Happy Easter everyone!

A quick update, then I’m off to bed.

The soreness from the shots has faded away, and the monstrous headache it triggered seems to be dying down.

I wouldn’t say I’m quite back to my pre-botox pain level, but I’m getting there.

The toughest part of this treatment is it’s inability to meet the expectations of those around me. I am well aware that it will be weeks before I know if there is any change, and maybe longer before I know if the treatment will help enough. I’ve been dealing with this headache long enough to know there is no quick cure.

My friends on the other hand, seem to long even more than me for that magical pill that will end the headache. Who am I to argue against their reasoning?

I long to be able to tell everyone that I am well,angel

To join in with the jogging,

To go to a concert,

To schedule things without fear of cancelling last minute.

 

 

Ouch, That Stings.

I had my first series of Botox injections and survived. It will be a few weeks before I know how much it helps.

Note the positive tone there. I don’t know what we can do next if it doesn’t help.

It hurt.

I’m no baby when it comes to pain, and I managed fine. Still, I will not be bringing my personal photographer (aka my daughter) to document the experience. According to my husband, my grimace will hurt her as much as the injections hurt me. They are brief, and over quickly. Dr. P. said the forehead is the worst for most people, but I vote right side. Apparently I’m a bit tense and I need to loosen up my neck and shoulders, so those injections hurt a bit more than usual.

I wonder if tension is worsening my headaches? I’ll work on that.

No serious side effects. For the first few hours I had  brief stinging sensations in some of the injection sites, but the discomfort was minimal. My pain level has been greater today and I have a few sore spots. Especially on the right temple.

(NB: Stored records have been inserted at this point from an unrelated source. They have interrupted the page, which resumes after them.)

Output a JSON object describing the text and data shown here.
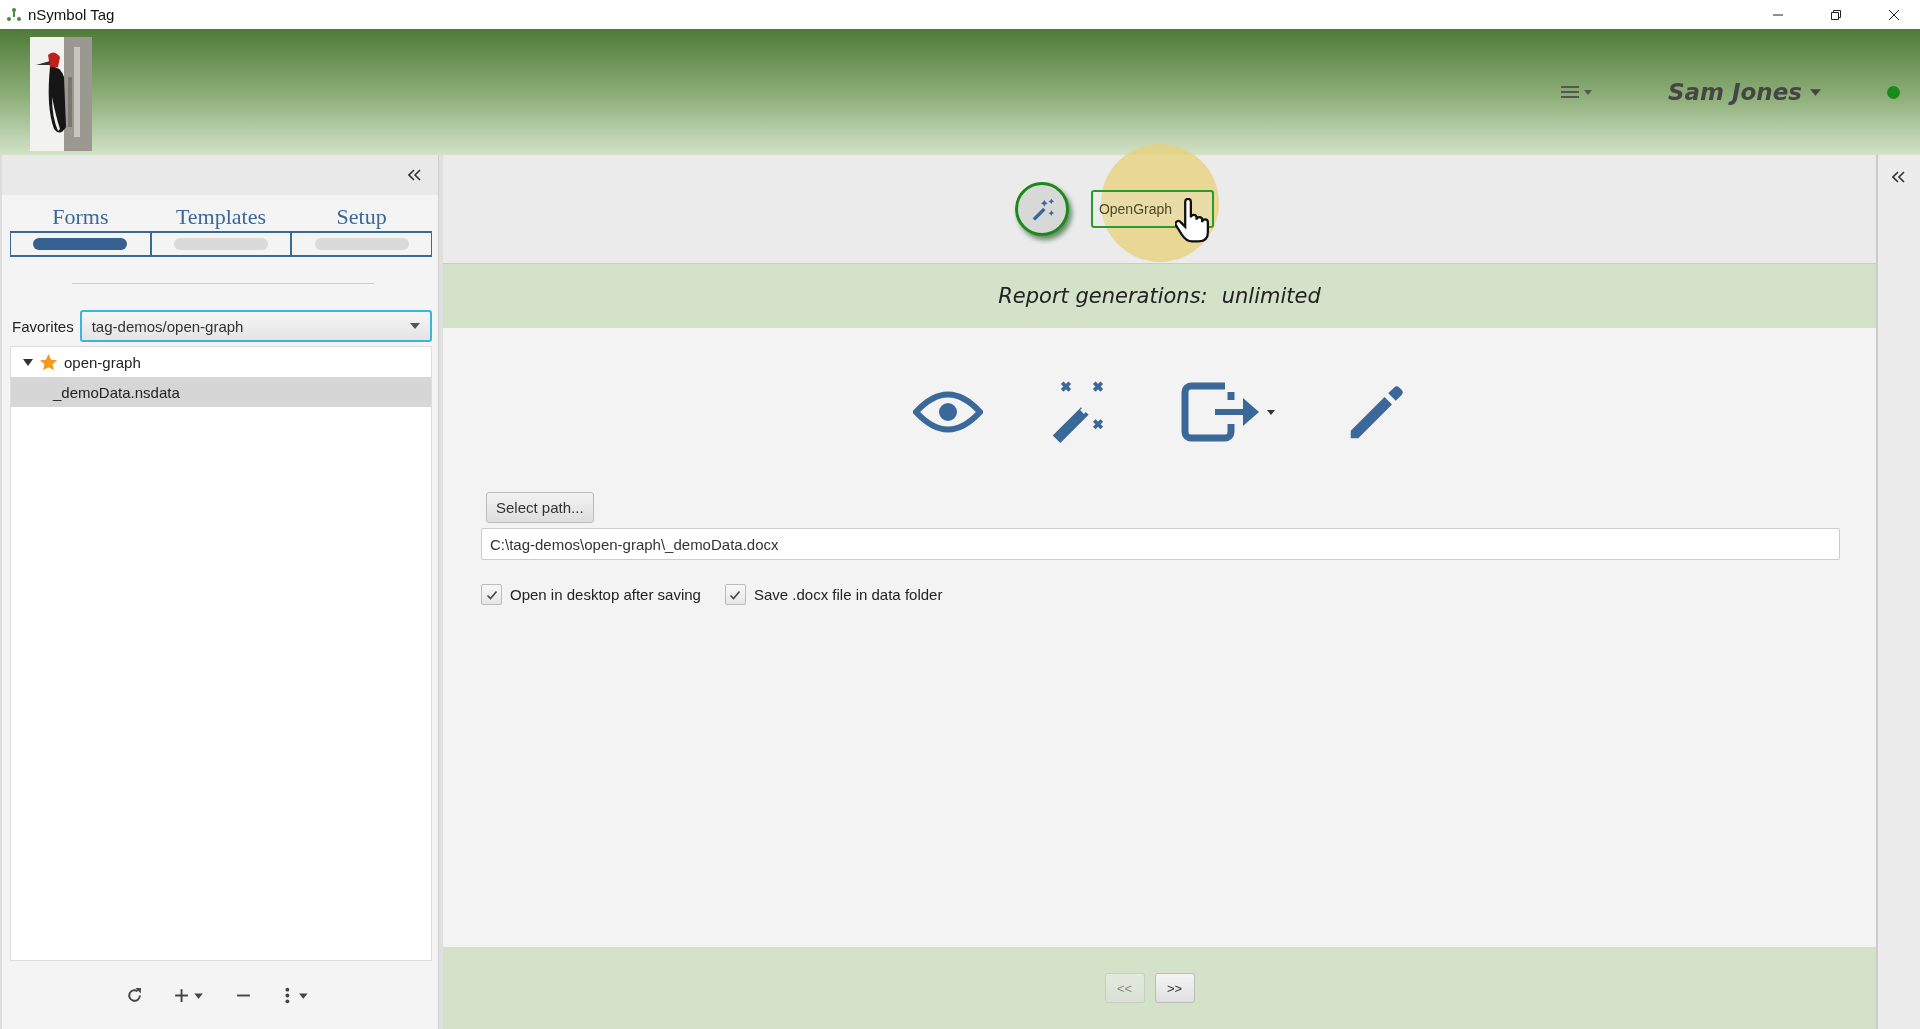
{
  "window": {
    "title": "nSymbol Tag"
  },
  "header": {
    "user": "Sam Jones"
  },
  "left_panel": {
    "tabs": [
      {
        "label": "Forms",
        "selected": true
      },
      {
        "label": "Templates",
        "selected": false
      },
      {
        "label": "Setup",
        "selected": false
      }
    ],
    "favorites": {
      "label": "Favorites",
      "value": "tag-demos/open-graph"
    },
    "tree": [
      {
        "label": "open-graph",
        "starred": true,
        "expanded": true,
        "selected": false,
        "children": [
          {
            "label": "_demoData.nsdata",
            "selected": true
          }
        ]
      }
    ]
  },
  "toolbar": {
    "button": "OpenGraph"
  },
  "banner": {
    "label": "Report generations:",
    "value": "unlimited"
  },
  "output": {
    "button": "Select path...",
    "path": "C:\\tag-demos\\open-graph\\_demoData.docx",
    "options": [
      {
        "label": "Open in desktop after saving",
        "checked": true
      },
      {
        "label": "Save .docx file in data folder",
        "checked": true
      }
    ]
  },
  "pager": [
    {
      "label": "<<",
      "disabled": true
    },
    {
      "label": ">>",
      "disabled": false
    }
  ]
}
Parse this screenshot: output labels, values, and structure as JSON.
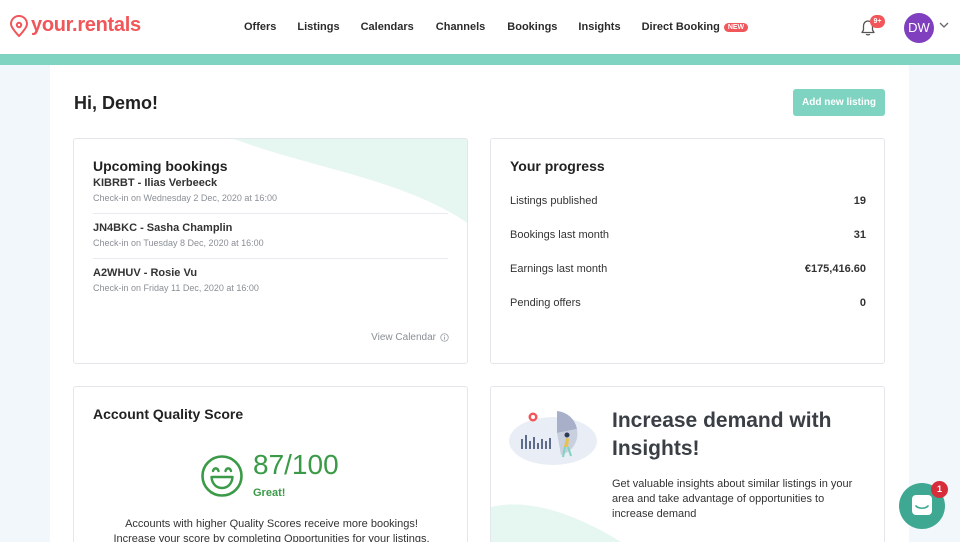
{
  "brand": {
    "logo_text": "your",
    "logo_dot": ".",
    "logo_text2": "rentals",
    "accent": "#7ed3c1",
    "brand_color": "#f0565a"
  },
  "nav": {
    "items": [
      "Offers",
      "Listings",
      "Calendars",
      "Channels",
      "Bookings",
      "Insights",
      "Direct Booking"
    ],
    "new_badge": "NEW"
  },
  "header": {
    "notifications_badge": "9+",
    "avatar_initials": "DW"
  },
  "main": {
    "greeting": "Hi, Demo!",
    "add_listing_label": "Add new listing"
  },
  "bookings": {
    "title": "Upcoming bookings",
    "items": [
      {
        "name": "KIBRBT - Ilias Verbeeck",
        "checkin": "Check-in on Wednesday 2 Dec, 2020 at 16:00"
      },
      {
        "name": "JN4BKC - Sasha Champlin",
        "checkin": "Check-in on Tuesday 8 Dec, 2020 at 16:00"
      },
      {
        "name": "A2WHUV - Rosie Vu",
        "checkin": "Check-in on Friday 11 Dec, 2020 at 16:00"
      }
    ],
    "view_calendar": "View Calendar"
  },
  "progress": {
    "title": "Your progress",
    "rows": [
      {
        "label": "Listings published",
        "value": "19"
      },
      {
        "label": "Bookings last month",
        "value": "31"
      },
      {
        "label": "Earnings last month",
        "value": "€175,416.60"
      },
      {
        "label": "Pending offers",
        "value": "0"
      }
    ]
  },
  "quality": {
    "title": "Account Quality Score",
    "score": "87/100",
    "rating": "Great!",
    "description_line1": "Accounts with higher Quality Scores receive more bookings!",
    "description_line2": "Increase your score by completing Opportunities for your listings."
  },
  "insights": {
    "title": "Increase demand with Insights!",
    "description": "Get valuable insights about similar listings in your area and take advantage of opportunities to increase demand"
  },
  "chat": {
    "badge": "1"
  }
}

So I think we need an I survived botox bumper sticker (or web banner.) It needs to be mildly cryptic so people will puzzle over what it means, like the marathon sticker. Here’s my go at making one:

Botox bumper sticker

 

Happy coping to you all!